Infidelity and Divorce
According to Massachusetts law, “a married person who has sexual intercourse with a person not his spouse” has committed a crime and is subject to imprisonment for up to three years and a $500 fine. Although the last prosecution for adultery was in 1983, the commonwealth still lists adultery as a crime and also as a reason for a divorce.
While statistics are difficult to completely assess, one study conducted by the National Institutes of Health (NIH) reported that 88 percent of couples stated that infidelity was a “major contributing factor” to their divorce. The American Psychological Association (APA) found that infidelity is the reason for up to 40 percent of all divorces.
How Infidelity Can Affect the Divorce Case
Infidelity, which is adultery committed by a married person, may or may not affect the divorce case. Where it may become an issue is in the distribution of marital assets, whether or not a party is awarded alimony, and whether or not the adultery had an effect on the children.

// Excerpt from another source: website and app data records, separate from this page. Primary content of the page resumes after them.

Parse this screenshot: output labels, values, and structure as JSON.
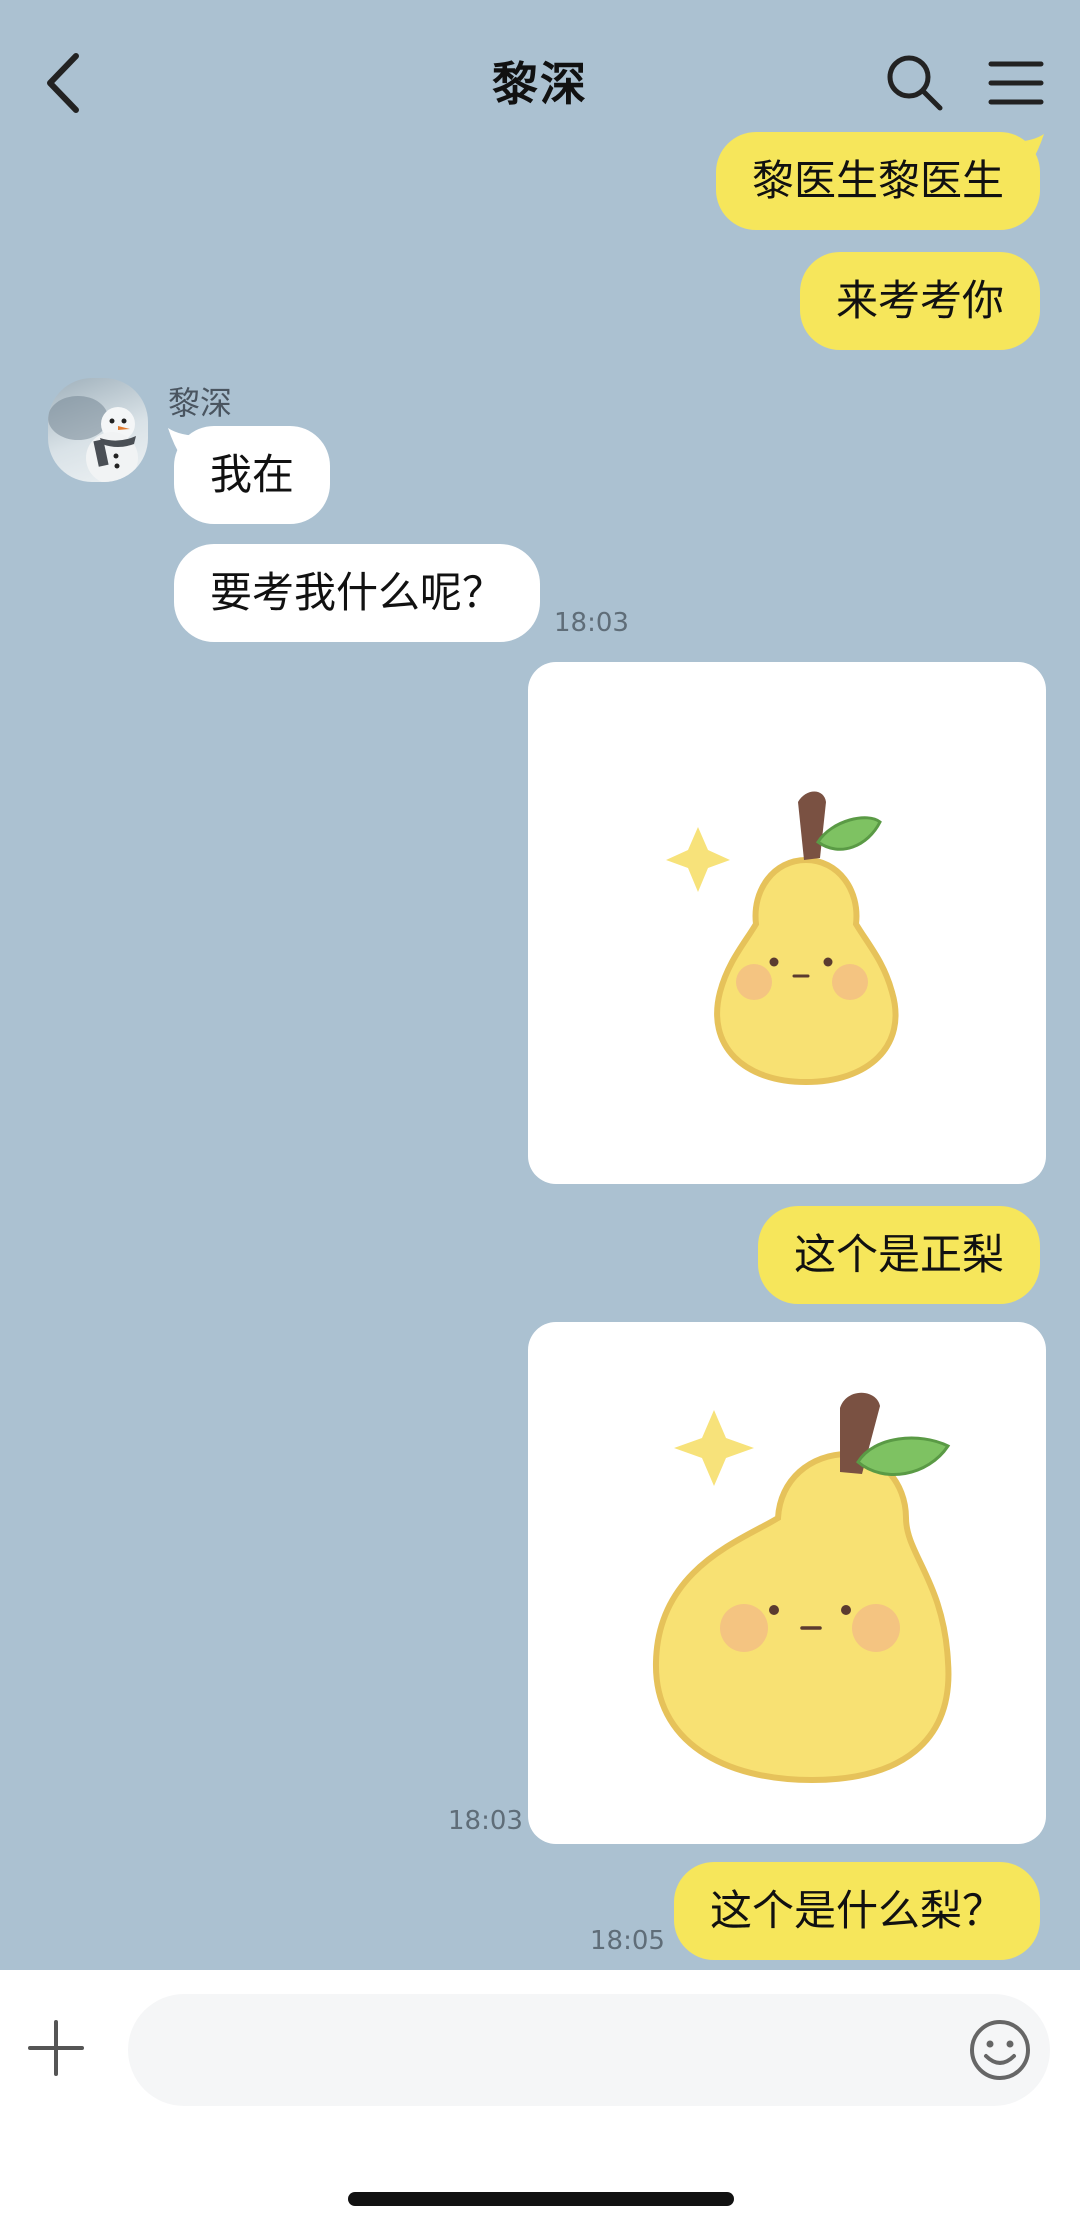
{
  "header": {
    "title": "黎深",
    "back_icon": "chevron-left-icon",
    "search_icon": "search-icon",
    "menu_icon": "hamburger-menu-icon"
  },
  "chat": {
    "contact_name": "黎深",
    "messages": [
      {
        "from": "me",
        "type": "text",
        "text": "黎医生黎医生"
      },
      {
        "from": "me",
        "type": "text",
        "text": "来考考你"
      },
      {
        "from": "contact",
        "type": "text",
        "text": "我在"
      },
      {
        "from": "contact",
        "type": "text",
        "text": "要考我什么呢？",
        "time": "18:03"
      },
      {
        "from": "me",
        "type": "sticker",
        "sticker": "pear-sticker"
      },
      {
        "from": "me",
        "type": "text",
        "text": "这个是正梨"
      },
      {
        "from": "me",
        "type": "sticker",
        "sticker": "pear-sticker",
        "time": "18:03"
      },
      {
        "from": "me",
        "type": "text",
        "text": "这个是什么梨？",
        "time": "18:05"
      }
    ]
  },
  "input": {
    "placeholder": "",
    "plus_icon": "plus-icon",
    "emoji_icon": "smiley-emoji-icon"
  },
  "colors": {
    "background": "#abc1d1",
    "outgoing_bubble": "#f6e65b",
    "incoming_bubble": "#ffffff"
  }
}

In Massachusetts, marital assets are distributed according to what the court determines is equitable. This does not mean equal, but on a basis that is fair. Marital property includes all assets, including property and income, acquired by the couple before and during the course of the marriage.
If one party has used marital assets on gifts for a lover, or on motel rooms or trips with the lover, then the family court might award a greater share of the marital assets to the injured spouse. The court however, will not punish the cheating spouse simply because they cheated.
Alimony is a payment from one spouse, who has the ability to pay, to the other spouse, who is in financial need. The Massachusetts Supreme Court has held that alimony cannot be withheld from an otherwise deserving spouse simply because he or she was the one who was unfaithful. On the other hand, the court may also take into account the squandering of marital assets by the unfaithful spouse, who spent money on his paramour, and use this as one factor when awarding a spouse alimony.
Child Custody and Visitation
If it can be proven that the infidelity had an adverse effect on the children, or that the children may be in danger by visiting with the parent and the new girlfriend/boyfriend, the court may take that in account when making custody and visitation decisions.
How to Prove Infidelity
Even if the spouse denies he or she committed adultery, it is possible, although difficult, to prove. If you are the injured spouse, you must be very careful that in your zeal to prove infidelity, you do not break the law.
The standard of whether or not information you discover can be used in your divorce proceeding is whether your spouse had a reasonable expectation that the communication was private. For example, if you overheard a conversation that is taking place in a public place, that can be used against the other party. But, whether other information you discover can be used depends on how the information was discovered.
The safest thing for you is to consult with your attorney as to what you can or cannot do. Some examples of what you can or cannot do include the following:
- Recording telephone conversations. As tempting as it is, it is illegal to record a telephone conversation without the consent of the other party.
- Intercepting emails, texts, and other electronic information. Massachusetts and federal law establish that each person has a right to privacy. It is also a crime in Massachusetts to access another person’s computer without permission. A cell phone may be considered a type of computer. It is not worth the risk of going to prison because you accessed your spouse’s private information, which, if illegally obtained, will not be admissible in your divorce hearing. There may be exceptions to the privacy rule, but you need the advice of an attorney if you have stumbled on information that was voluntarily left for you to see.
- Social media posts. When people post on social media, they no longer have an expectation that the information is private. You can use photos or other statements to help prove your case.
- Testimony of witnesses. The court will hear the testimony of witnesses who observed your spouse with another man or woman in a romantic setting, or in a public display of affection. A witness may testify that a cheating spouse was seen entering the home of the paramour late at night and not leaving until the following morning.
If you suspect your spouse has been unfaithful and want to use adultery as a ground for divorce, contact our experienced and compassionate attorneys at Infinity Law Group for assistance.